Belkis Ayón (b. Havana, January 23, 1967 – September 11, 1999) was an Afro-Cuban artist and lithographer. Her works were directly tied to Cuban culture and Afro-Cuban religion as they intersected with gender.
According to the private foundation which now manages her estate:

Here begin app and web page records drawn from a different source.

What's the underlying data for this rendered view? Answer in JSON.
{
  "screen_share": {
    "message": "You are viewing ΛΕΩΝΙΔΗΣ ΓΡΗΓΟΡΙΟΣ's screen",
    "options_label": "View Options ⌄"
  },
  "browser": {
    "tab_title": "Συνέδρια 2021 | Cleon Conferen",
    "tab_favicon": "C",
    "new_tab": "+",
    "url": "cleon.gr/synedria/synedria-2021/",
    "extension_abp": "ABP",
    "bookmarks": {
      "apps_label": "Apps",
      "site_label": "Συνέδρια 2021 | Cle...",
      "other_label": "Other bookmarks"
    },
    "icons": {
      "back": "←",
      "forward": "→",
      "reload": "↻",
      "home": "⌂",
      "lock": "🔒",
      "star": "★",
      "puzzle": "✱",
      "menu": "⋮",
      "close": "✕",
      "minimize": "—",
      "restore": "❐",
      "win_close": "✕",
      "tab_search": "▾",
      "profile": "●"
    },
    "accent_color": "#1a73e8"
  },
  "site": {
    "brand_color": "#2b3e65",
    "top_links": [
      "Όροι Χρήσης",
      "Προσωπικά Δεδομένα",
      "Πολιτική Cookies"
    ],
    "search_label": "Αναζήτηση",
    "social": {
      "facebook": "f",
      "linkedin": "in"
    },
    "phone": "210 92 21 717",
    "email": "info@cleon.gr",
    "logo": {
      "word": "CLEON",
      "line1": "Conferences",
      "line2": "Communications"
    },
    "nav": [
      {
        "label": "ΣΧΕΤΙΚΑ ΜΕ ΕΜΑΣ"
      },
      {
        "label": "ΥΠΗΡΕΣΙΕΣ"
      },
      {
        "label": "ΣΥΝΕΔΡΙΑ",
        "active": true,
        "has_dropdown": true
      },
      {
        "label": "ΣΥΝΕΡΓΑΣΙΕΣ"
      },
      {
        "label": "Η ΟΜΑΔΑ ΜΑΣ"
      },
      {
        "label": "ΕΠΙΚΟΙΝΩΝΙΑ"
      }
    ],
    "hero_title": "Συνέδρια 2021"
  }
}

The Abakuá religion and Secret Society (originating in Calabar in Nigeria, and established in Cuba since the nineteenth century), served the artist as a source and reference point for constructing a wider argument against exclusion, frustration, fear, censure, impotence and in favor of the search for freedom. This secret society, created by males and for males, stigmatizes and segregates females, and in turn maintains a strict discipline and an unassailable code of honour and mystery. Belkis penetrated the ritual space as much as she was allowed to, with respect and sensitivity, and studied all the sources of information within her reach. As a result, she created an impressive iconography, interpreting the religious myth from the standpoint of a black Latin female artist of the late twentieth century.